People are exchanging conversations about their day. Some days I wish I’d have a computer’ job’, others I’m glad that I could be out in the fresh air, working together in a group.

In the afternoon, people group together to spend their time doing Acroyoga, going for a swim in the lake, practising the guitar, reading, blackberry hunting, or whatever else they can find to do that doesn’t require internet. Not having Wi-Fi sparks your creativity. I hardly miss it.

I’m going to do some laundry!’. Anyone needs their devices charged?’ Hands shoot up from all sides. Nobody wants to walk 20 minutes to plug their phone into a socket, and wait until it charges. (electricity and thus the laundry machine and sockets are found in a building 20-min away from our barn).
Luckily people try and help out each other as much as possible. They might even take your laundry down the hill and throw it in with yours.

Everyone else goes on with their day.
Someone asks if anyone wants to do some yoga. I grab a mat, and out we go into the grass.

Eventually, darkness hits, and the dinner bell rings. Hungry wolves are attacking the food as usual. People are talking about their day; others are finding some space for themselves. Having your own time is appreciated, and no one would see anything strange about it. Community is valued just as much, however. Everyone has a different balance between the two.
We clear our dishes and head to our evening activity. Wednesdays are sharing circle days. Many of us will join. We head over to the living room area and huddle together on the sofas and other ‘seatable’ objects. A solar ‘candle’ dimly lights up the room. Again, the dark swallows our exact faces. The anonymity yet proximity to the others feels soothing and protective.

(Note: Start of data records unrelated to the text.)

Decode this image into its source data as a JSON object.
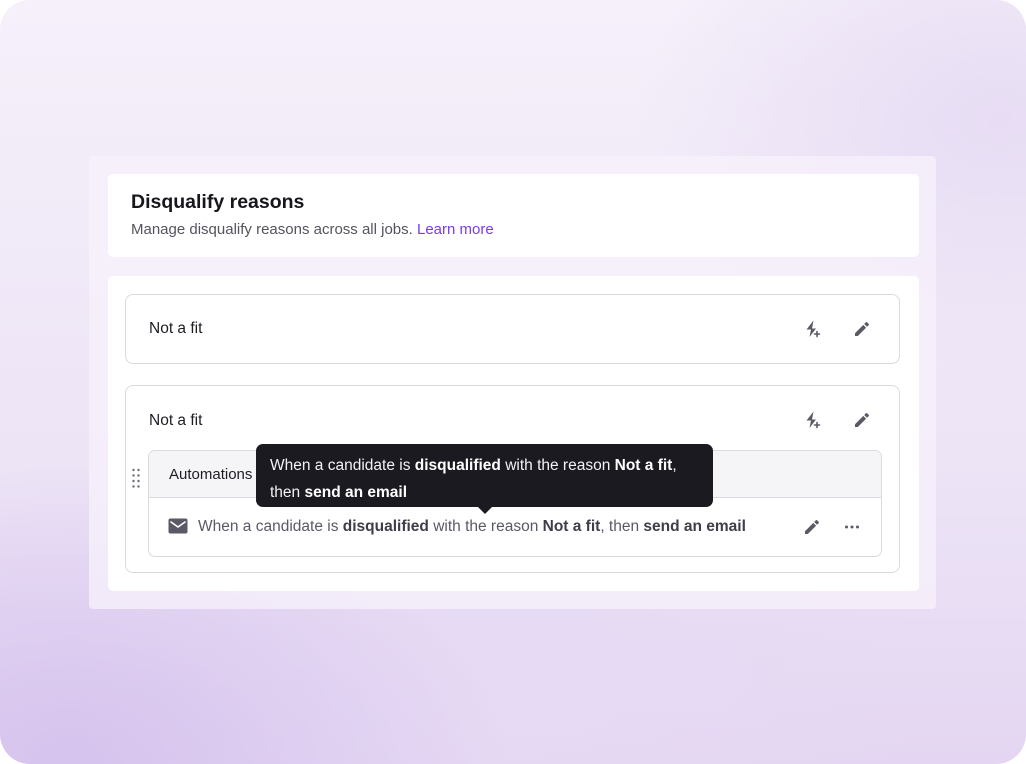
{
  "header": {
    "title": "Disqualify reasons",
    "subtitle": "Manage disqualify reasons across all jobs.",
    "learn_more": "Learn more"
  },
  "reasons": [
    {
      "name": "Not a fit"
    },
    {
      "name": "Not a fit"
    }
  ],
  "automations": {
    "label": "Automations",
    "row": {
      "icon": "mail-icon",
      "t1": "When a candidate is ",
      "b1": "disqualified",
      "t2": " with the reason ",
      "b2": "Not a fit",
      "t3": ", then ",
      "b3": "send an email"
    }
  },
  "tooltip": {
    "t1": "When a candidate is ",
    "b1": "disqualified",
    "t2": " with the reason ",
    "b2": "Not a fit",
    "t3": ", then ",
    "b3": "send an email"
  },
  "colors": {
    "accent": "#7c3aed",
    "tooltip_bg": "#1b1a21",
    "icon": "#5b5966"
  }
}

The sharing begins. The first person picks up the ‘talking piece’. Shrouded in silence, they talk about what has been on their mind and what they wanted to let out. Nobody says a word. There is no need for comments or space for judgment. The aim is to free yourself, to put into words what has been hiding inside you. It can feel liberating. The mere presence of everyone gives you more support than any words could.
Hours later, the last words in the group subside. People start to disperse, but not before leaving some sign of encouragement to those who vulnerably shared their stories. Faint whispers in small groups linger here and there. I head to bed, back into the warmth of my sleeping bag. As I am lying there, light voices from downstairs reach my ears.

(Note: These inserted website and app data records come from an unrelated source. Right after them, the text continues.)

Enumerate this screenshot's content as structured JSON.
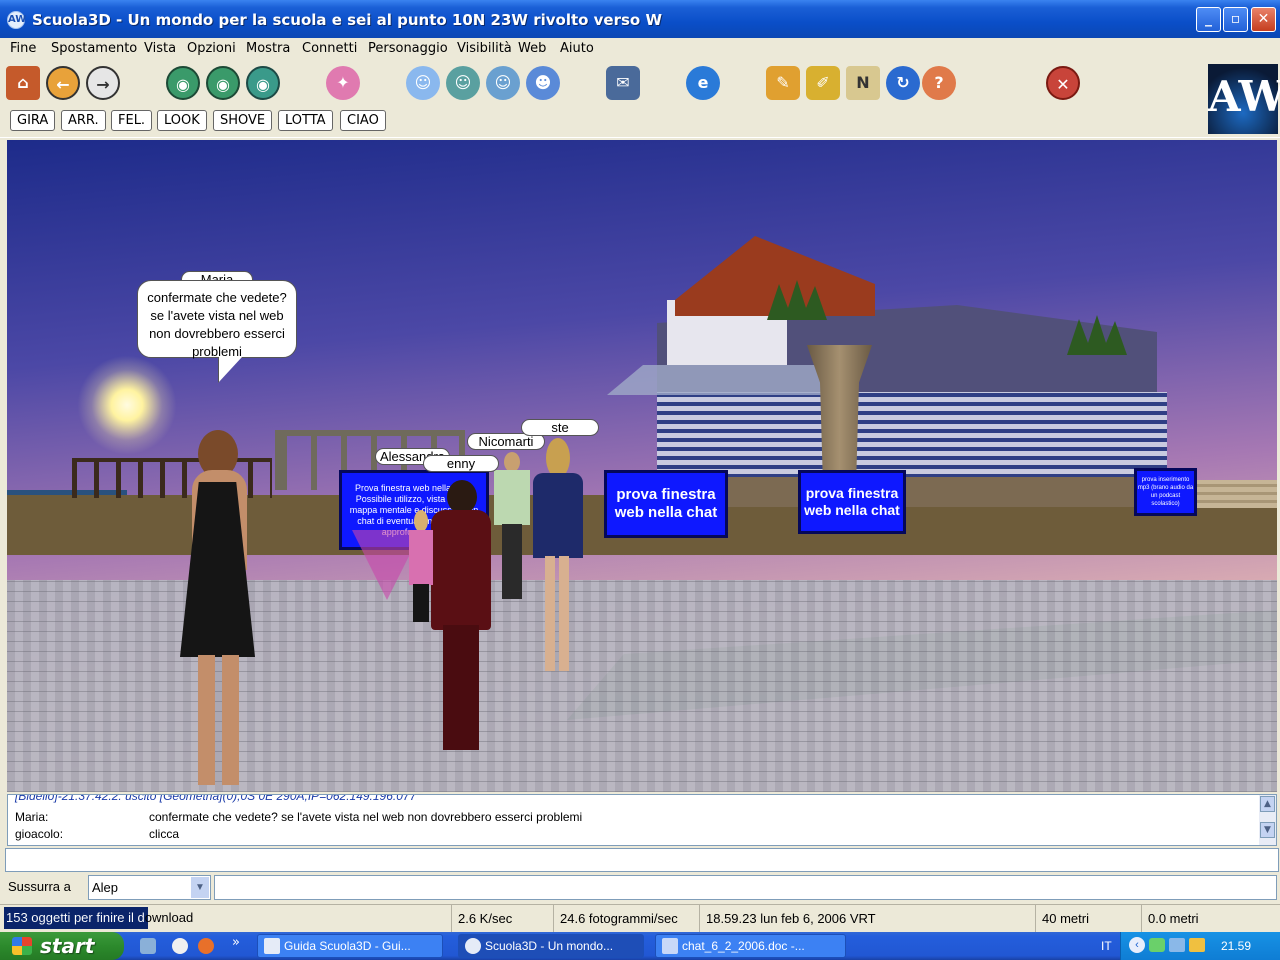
{
  "window": {
    "title": "Scuola3D - Un mondo per la scuola e sei al punto 10N 23W rivolto verso W",
    "app_icon": "AW",
    "controls": [
      "minimize",
      "maximize",
      "close"
    ]
  },
  "menu": {
    "items": [
      "Fine",
      "Spostamento",
      "Vista",
      "Opzioni",
      "Mostra",
      "Connetti",
      "Personaggio",
      "Visibilità",
      "Web",
      "Aiuto"
    ]
  },
  "toolbar": {
    "icons": [
      "home-icon",
      "back-icon",
      "forward-icon",
      "view-first-person-icon",
      "view-behind-icon",
      "view-front-icon",
      "teleport-icon",
      "avatar-icon",
      "user-icon",
      "contacts-icon",
      "group-icon",
      "telegram-icon",
      "browser-icon",
      "tool-icon",
      "edit-icon",
      "note-icon",
      "refresh-icon",
      "help-icon",
      "stop-icon"
    ],
    "brand_logo": "AW"
  },
  "gestures": [
    "GIRA",
    "ARR.",
    "FEL.",
    "LOOK",
    "SHOVE",
    "LOTTA",
    "CIAO"
  ],
  "scene": {
    "speech_bubble": {
      "name": "Maria",
      "lines": [
        "confermate che vedete?",
        "se l'avete vista nel web",
        "non dovrebbero esserci",
        "problemi"
      ]
    },
    "name_tags": [
      "Alessandra",
      "enny",
      "Nicomarti",
      "ste"
    ],
    "screens": [
      {
        "text": "Prova finestra web nella chat. Possibile utilizzo, vista di una mappa mentale e discussione in chat di eventuali modifiche e approfondimenti"
      },
      {
        "text": "prova finestra web nella chat"
      },
      {
        "text": "prova finestra web nella chat"
      },
      {
        "text": "prova inserimento mp3 (brano audio da un podcast scolastico)"
      }
    ]
  },
  "chat": {
    "partial_line": "[Bidello]-21.37.42.2: uscito [Geometria](0),0S 0E 290A,IP=062.149.196.077",
    "lines": [
      {
        "who": "Maria:",
        "text": "confermate che vedete? se l'avete vista nel web non dovrebbero esserci problemi"
      },
      {
        "who": "gioacolo:",
        "text": "clicca"
      }
    ],
    "input_value": ""
  },
  "whisper": {
    "label": "Sussurra a",
    "selected": "Alep",
    "input_value": ""
  },
  "status": {
    "download_text": "153 oggetti per finire il download",
    "download_progress": 0.1,
    "rate": "2.6 K/sec",
    "fps": "24.6 fotogrammi/sec",
    "datetime": "18.59.23 lun feb 6, 2006 VRT",
    "visibility": "40 metri",
    "altitude": "0.0 metri"
  },
  "taskbar": {
    "start_label": "start",
    "chevron": "»",
    "tasks": [
      {
        "label": "Guida Scuola3D - Gui...",
        "active": false
      },
      {
        "label": "Scuola3D - Un mondo...",
        "active": true
      },
      {
        "label": "chat_6_2_2006.doc -...",
        "active": false
      }
    ],
    "language": "IT",
    "clock": "21.59"
  },
  "colors": {
    "titlebar": "#0a4ec8",
    "screen_blue": "#0e18ff",
    "progress": "#0a246a",
    "start_green": "#2c8a2c"
  }
}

Somehow they don’t bother me, instead they give me the feeling of this ‘family’ that I have here. The open ears. The unspoken communication. The feeling of being a community.

Leave a Reply

Your email address will not be published. Required fields are marked *

This site uses Akismet to reduce spam. Learn how your comment data is processed.